vindicated in a report by the U.S. National Academy of Sciences and seeks to back up this assertion by citing the way the media reported this study as ‘Science Panel Backs Study on Warming Climate’ (New York Times), ‘Backing for Hockey Stick Graph’ (BBC), and so on.
This is, to put it mildly, disingenuous. NAS actually agreed with the McIntyre/McKitrick criticisms. Far from vindicating the ‘hockey stick’ graph, the NAS said that although it found some of Mann’s work ‘plausible’, there were so many scientific uncertainties attached to it that it did not have great confidence in it. Thus it said that:
“uncertainties of the published reconstructions...Even less confidence can be placed in the original conclusions by Mann et al. (1999) that ‘the 1990s are likely the warmest decade, and 1998 the warmest year, in at least a millennium.’
What Mann also does not say is that a subsequent House Energy and Commerce Committee report chaired by Edward Wegman totally eviserated the credibility of the ‘hockey stick’ study and devastatingly ripped apart Mann’s methodology as ‘bad mathematics’. Furthermore, when Gerald North, the chairman of the NAS panel -- which Mann claims ‘vindicated him’ – and panel member Peter Bloomfield were asked at the House Committee hearings whether or not they agreed with Wegman’s harsh criticisms, they said they did:

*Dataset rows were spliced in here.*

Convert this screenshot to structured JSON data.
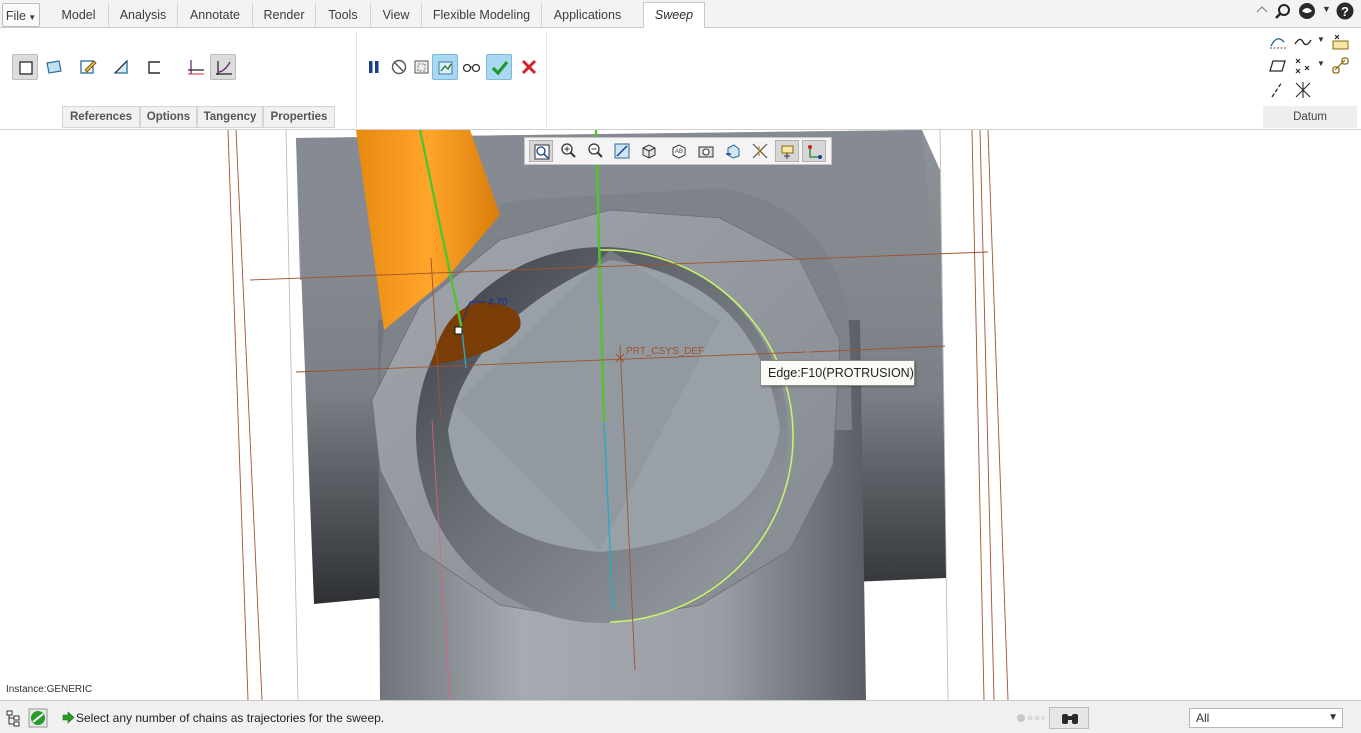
{
  "menubar": {
    "file_label": "File",
    "tabs": [
      "Model",
      "Analysis",
      "Annotate",
      "Render",
      "Tools",
      "View",
      "Flexible Modeling",
      "Applications"
    ],
    "active_tab": "Sweep"
  },
  "ribbon": {
    "slideup_tabs": [
      "References",
      "Options",
      "Tangency",
      "Properties"
    ],
    "datum_label": "Datum"
  },
  "viewport": {
    "tooltip": "Edge:F10(PROTRUSION)",
    "dimension_value": "4.70",
    "csys_label": "PRT_CSYS_DEF",
    "instance_label": "Instance:GENERIC"
  },
  "statusbar": {
    "message": "Select any number of chains as trajectories for the sweep.",
    "filter_value": "All"
  },
  "colors": {
    "accent": "#a9d8f2",
    "model_gray": "#8e939a",
    "sweep_orange": "#f29a1d",
    "trajectory_green": "#4fc52d",
    "edge_highlight": "#c9f06a",
    "ok_green": "#1f9a2a",
    "cancel_red": "#d62222"
  }
}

CHAIRMAN BARTON. “Dr. North, do you dispute the conclusions or the methodology of Dr. Wegman’s report?”DR. NORTH. “No, we don’t. We don’t disagree with their criticism. In fact, pretty much the same thing is said in our report."
DR. BLOOMFIELD. "Our committee reviewed the methodology used by Dr. Mann and his co-workers and we felt that some of the choices they made were inappropriate. We had much the same misgivings about his work that was documented at much greater length by Dr. Wegman.”

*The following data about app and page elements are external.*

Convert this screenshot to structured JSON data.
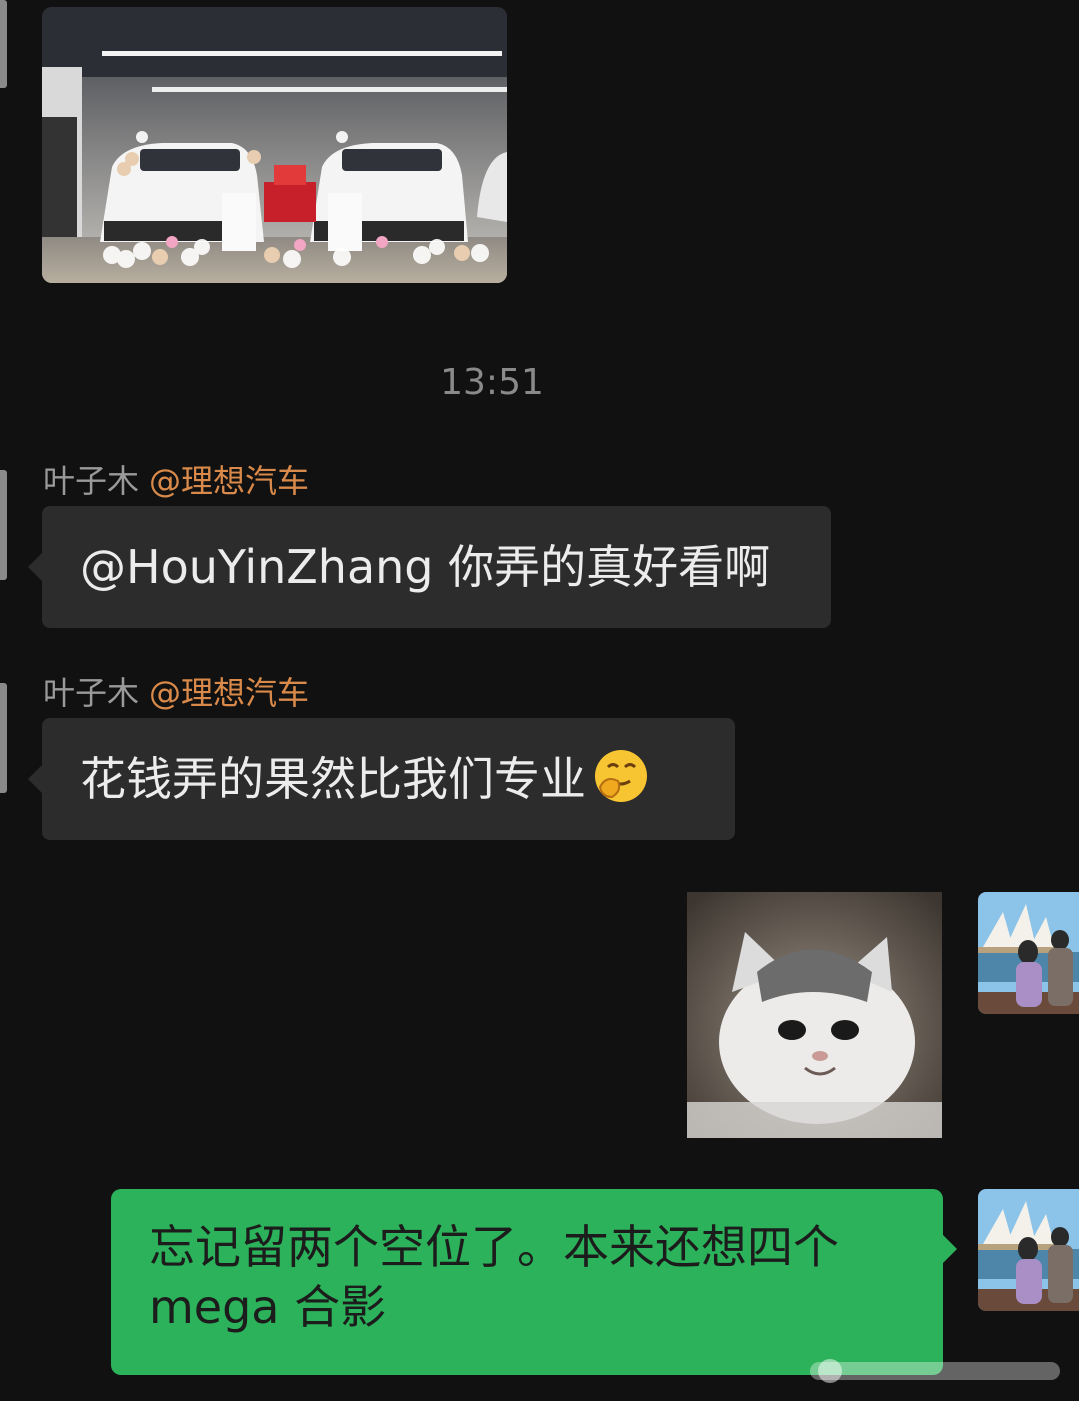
{
  "chat": {
    "timestamp": "13:51",
    "messages": [
      {
        "sender": "叶子木",
        "sender_tag": "@理想汽车",
        "text": "@HouYinZhang 你弄的真好看啊"
      },
      {
        "sender": "叶子木",
        "sender_tag": "@理想汽车",
        "text": "花钱弄的果然比我们专业"
      }
    ],
    "my_message": {
      "line1": "忘记留两个空位了。本来还想四个",
      "line2": "mega 合影"
    }
  },
  "icons": {
    "emoji": "thinking-smile-emoji",
    "photo": "car-showroom-photo",
    "sticker": "kitten-sticker",
    "avatar": "opera-house-avatar"
  },
  "colors": {
    "background": "#111111",
    "incoming_bubble": "#2c2c2c",
    "outgoing_bubble": "#2bb25a",
    "sender_tag": "#d98a4a",
    "timestamp": "#8a8a8a"
  }
}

WALLACE:”‘the two reports were complementary, and to the extent that they overlapped, the conclusions were quite consistent.’ (Am Stat Assoc.) in our report”
There is a huge amount of writings on the hockey stick. Some ardent warmist defend it even today. But I agree with many skeptics who call the hockey stick the MOST discredited study in history.
Tomorrow Climategate explained